Common sense tells us that the goal of investing is to buy low and sell high, but thanks to our emotions, we tend to do the exact opposite. When the market goes up and up, that's when investors pump the most money into stocks and funds. And when individual stocks have a huge winning streak, investors see all of their friends making money and buy shares at the highs. Sure, an investment in Tesla Motors when the stock was at $20 would have been great, but chasing the stock into the $200s is the exact opposite of "buy low."

Conversely, when markets go down, we tend to panic and sell. Investors often have their worst performance relative to the market during crashes and corrections -- in fact, six out of the 10 worst months for investors over the past three decades took place in 1987 (when Black Monday occurred), 2000 (tech crash), or 2008 (financial crisis).

Month

Average Equity Investor's Underperformance vs. S&P 500

October 2008

(7.41%)

March 2000

(6.06%)

October 1987

(5.33%)

January 1987

(4.12%)

August 1998

(4.01%)

September 2008

(3.84%)

November 2000

(3.45%)

April 1997

(3.22%)

November 1997

(3.15%)

July 1989

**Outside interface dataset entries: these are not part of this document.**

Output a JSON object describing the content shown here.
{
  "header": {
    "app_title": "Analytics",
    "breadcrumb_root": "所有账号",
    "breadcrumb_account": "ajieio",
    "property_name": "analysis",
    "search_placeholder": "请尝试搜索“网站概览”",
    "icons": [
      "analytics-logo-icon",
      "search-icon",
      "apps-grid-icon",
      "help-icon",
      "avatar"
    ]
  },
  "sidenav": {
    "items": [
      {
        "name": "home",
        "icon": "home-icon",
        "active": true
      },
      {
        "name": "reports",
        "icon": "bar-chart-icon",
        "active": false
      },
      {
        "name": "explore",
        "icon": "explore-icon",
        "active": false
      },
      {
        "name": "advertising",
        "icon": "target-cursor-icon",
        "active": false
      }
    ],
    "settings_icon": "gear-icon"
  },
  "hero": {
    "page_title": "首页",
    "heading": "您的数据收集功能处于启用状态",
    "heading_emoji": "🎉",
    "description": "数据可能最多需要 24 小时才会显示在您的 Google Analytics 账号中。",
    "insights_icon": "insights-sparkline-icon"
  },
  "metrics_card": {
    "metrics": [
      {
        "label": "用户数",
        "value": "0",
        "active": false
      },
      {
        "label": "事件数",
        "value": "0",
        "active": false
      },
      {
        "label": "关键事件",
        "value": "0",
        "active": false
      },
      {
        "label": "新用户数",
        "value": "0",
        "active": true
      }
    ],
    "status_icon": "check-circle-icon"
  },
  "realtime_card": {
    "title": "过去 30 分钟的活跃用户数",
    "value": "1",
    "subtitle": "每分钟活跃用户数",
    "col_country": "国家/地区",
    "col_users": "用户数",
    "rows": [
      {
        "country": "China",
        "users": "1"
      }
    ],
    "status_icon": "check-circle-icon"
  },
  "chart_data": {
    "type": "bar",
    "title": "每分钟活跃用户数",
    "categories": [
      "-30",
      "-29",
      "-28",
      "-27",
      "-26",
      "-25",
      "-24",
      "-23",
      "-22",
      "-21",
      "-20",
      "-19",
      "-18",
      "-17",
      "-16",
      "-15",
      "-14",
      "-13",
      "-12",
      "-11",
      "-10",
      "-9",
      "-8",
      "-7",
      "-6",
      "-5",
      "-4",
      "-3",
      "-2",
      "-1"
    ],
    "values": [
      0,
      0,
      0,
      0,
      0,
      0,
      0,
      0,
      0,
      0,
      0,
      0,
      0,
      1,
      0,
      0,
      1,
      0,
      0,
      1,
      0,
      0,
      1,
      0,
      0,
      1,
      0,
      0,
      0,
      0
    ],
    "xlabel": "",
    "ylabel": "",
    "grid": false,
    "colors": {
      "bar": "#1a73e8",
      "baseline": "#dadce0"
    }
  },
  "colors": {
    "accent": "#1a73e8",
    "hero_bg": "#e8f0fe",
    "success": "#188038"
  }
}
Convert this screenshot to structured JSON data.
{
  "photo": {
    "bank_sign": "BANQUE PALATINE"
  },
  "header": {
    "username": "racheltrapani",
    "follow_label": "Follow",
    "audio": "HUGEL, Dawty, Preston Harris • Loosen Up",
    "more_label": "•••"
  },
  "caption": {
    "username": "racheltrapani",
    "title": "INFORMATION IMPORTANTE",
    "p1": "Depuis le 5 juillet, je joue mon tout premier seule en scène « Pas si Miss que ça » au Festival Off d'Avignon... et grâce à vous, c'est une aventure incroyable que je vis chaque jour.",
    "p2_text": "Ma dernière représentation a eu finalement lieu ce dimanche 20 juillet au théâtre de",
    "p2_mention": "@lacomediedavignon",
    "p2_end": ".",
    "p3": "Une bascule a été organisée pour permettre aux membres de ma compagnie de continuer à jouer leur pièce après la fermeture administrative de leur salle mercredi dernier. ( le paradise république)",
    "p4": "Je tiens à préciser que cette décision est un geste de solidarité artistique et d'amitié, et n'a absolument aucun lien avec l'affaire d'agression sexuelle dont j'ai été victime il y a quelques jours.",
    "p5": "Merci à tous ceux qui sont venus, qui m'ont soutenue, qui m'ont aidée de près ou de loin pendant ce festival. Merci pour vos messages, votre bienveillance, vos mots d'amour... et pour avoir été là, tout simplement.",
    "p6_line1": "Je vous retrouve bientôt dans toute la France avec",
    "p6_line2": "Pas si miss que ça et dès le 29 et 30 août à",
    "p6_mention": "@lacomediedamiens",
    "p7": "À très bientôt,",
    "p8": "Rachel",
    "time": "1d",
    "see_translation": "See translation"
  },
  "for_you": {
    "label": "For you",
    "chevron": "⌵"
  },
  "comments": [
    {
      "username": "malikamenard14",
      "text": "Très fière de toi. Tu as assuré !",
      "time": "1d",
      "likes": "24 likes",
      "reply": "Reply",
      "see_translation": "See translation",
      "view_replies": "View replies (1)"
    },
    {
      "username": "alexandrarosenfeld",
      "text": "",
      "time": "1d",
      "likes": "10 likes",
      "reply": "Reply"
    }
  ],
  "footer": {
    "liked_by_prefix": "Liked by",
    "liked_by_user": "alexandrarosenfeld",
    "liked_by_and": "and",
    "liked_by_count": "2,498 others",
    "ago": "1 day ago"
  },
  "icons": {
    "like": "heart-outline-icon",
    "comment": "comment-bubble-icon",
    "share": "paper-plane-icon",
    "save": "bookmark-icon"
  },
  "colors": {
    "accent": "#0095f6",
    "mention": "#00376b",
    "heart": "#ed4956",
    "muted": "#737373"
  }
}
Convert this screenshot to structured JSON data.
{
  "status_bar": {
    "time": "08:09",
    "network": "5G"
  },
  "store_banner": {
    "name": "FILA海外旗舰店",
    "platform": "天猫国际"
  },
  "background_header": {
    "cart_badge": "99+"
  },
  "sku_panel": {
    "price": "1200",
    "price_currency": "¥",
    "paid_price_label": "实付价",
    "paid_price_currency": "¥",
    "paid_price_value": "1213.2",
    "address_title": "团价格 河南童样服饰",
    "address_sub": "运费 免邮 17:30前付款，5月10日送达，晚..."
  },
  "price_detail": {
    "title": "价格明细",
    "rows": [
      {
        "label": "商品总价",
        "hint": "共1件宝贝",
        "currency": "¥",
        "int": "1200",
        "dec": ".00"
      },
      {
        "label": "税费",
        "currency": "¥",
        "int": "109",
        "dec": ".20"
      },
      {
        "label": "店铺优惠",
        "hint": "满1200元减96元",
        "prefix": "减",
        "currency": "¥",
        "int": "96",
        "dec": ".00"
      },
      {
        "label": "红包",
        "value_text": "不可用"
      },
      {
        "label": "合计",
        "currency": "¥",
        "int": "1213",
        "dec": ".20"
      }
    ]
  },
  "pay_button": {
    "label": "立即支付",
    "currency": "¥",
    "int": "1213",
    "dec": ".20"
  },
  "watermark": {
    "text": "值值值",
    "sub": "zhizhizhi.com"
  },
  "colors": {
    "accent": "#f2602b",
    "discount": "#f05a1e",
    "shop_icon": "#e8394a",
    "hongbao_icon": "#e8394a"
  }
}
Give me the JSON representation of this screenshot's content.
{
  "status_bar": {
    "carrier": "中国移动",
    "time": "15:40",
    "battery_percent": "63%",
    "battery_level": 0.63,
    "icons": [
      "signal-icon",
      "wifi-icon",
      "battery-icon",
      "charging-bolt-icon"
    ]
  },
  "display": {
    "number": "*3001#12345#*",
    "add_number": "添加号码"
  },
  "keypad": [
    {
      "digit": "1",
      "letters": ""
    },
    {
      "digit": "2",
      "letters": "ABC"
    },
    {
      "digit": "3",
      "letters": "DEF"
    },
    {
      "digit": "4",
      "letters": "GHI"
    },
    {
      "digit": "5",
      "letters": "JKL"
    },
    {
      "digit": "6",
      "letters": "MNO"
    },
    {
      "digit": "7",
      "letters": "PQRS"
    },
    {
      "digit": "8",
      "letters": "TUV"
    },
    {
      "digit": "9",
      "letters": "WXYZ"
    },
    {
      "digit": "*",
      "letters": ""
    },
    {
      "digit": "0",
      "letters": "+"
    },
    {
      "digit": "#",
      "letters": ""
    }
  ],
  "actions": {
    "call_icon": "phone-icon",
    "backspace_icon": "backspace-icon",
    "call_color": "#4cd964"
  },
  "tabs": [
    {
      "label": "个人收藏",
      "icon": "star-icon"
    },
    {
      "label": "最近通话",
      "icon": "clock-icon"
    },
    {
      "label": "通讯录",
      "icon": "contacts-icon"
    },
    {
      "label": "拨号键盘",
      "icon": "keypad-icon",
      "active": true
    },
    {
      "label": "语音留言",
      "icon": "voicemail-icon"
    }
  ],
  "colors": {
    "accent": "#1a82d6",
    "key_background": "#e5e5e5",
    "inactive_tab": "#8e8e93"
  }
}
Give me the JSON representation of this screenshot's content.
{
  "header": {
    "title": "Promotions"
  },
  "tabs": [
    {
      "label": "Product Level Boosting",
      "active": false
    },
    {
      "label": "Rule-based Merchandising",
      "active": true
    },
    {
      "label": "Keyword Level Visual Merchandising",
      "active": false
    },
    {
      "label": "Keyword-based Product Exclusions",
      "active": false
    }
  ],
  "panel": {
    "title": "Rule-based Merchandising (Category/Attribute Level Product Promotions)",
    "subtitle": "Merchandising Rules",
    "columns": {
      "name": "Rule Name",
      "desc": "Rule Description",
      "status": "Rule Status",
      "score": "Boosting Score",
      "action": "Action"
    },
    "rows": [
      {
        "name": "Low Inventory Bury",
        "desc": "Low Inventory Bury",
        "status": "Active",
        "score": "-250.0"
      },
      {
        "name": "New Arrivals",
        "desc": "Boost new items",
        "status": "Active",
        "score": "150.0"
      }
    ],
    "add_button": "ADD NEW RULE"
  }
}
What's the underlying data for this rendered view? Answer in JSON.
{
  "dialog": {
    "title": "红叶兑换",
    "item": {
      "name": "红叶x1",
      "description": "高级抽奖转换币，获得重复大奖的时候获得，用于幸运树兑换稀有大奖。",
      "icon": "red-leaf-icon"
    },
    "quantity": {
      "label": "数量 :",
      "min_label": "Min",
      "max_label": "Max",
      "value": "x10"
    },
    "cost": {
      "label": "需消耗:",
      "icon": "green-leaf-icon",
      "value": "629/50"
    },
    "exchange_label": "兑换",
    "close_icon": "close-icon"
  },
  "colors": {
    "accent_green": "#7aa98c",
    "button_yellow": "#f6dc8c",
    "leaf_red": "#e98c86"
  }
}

(3.12%)

Bear in mind these aren't annualized figures. In October 2008, the average investor underperformed the S&P 500 by a 7.41% margin in just one month. This was during the financial crisis, during the same month when the infamous bailout was issued. The S&P 500 lost 16.8% for the month. However, the average investor's panic-selling resulted in a 24.21% loss -- much worse than it needed to be.

Four ways to be better than average
It's impossible to guarantee that an investor will make money over any time period -- especially over just a few years. However, the performance gap between the average investor and the S&P 500 could be eliminated, or at least greatly reduced, by following a few simple guidelines.

  1. Don't try to time the market. Buying a stock or fund because you think it's at the bottom, or selling one because you think it has topped out, is almost always a losing battle. Investors who decided to buy Radio Shack after it dropped below $1 per share, or who sold Amazon.com the first time it surpassed $300, can tell you that. Instead of focusing on the share price, buy stocks that represent a business you'd like to own for the next 10, 20, or 30 years. Or, if you're a mutual fund investor, invest in quality funds regardless of what the market is doing.
  2. Don't chase hot stocks. Chasing stocks on their way up is too much of a gamble. Sure, a stock that has quadrupled in value over the past year could continue on its upward trajectory -- or it could come crashing down as soon as anything goes wrong.
  3. Don't panic during crashes. Panic-selling is the worst investment move you can make during tough times. Those investors who sold out of fear in late 2008 simply turned paper losses into real losses, and they also missed the rally that took place over the next several years.
  4. Use the power of dollar-cost averaging. Dollar-cost averaging is a strategy that involves investing equal dollar amounts at regular time intervals (say, $500 every other month). Not only does this take emotion out of the equation, but it actually gives you a long-term mathematical advantage, since you buy more shares when prices are low and fewer shares when prices are high. For a thorough description of the incredible power of dollar-cost averaging, check out this article.

Above-average returns are easy to achieve
The average American investor has produced dreadful investment returns over the past three decades, but you don't have to be average. Good investment returns don't require any sort of magic formula -- just the discipline to recognize your emotional weaknesses and take them out of the picture.

Matthew Frankel has no position in any stocks mentioned. The Motley Fool owns shares of and recommends Amazon.com and Tesla Motors. Try any of our Foolish newsletter services free for 30 days. We Fools may not all hold the same opinions, but we all believe that considering a diverse range of insights makes us better investors. The Motley Fool has a disclosure policy.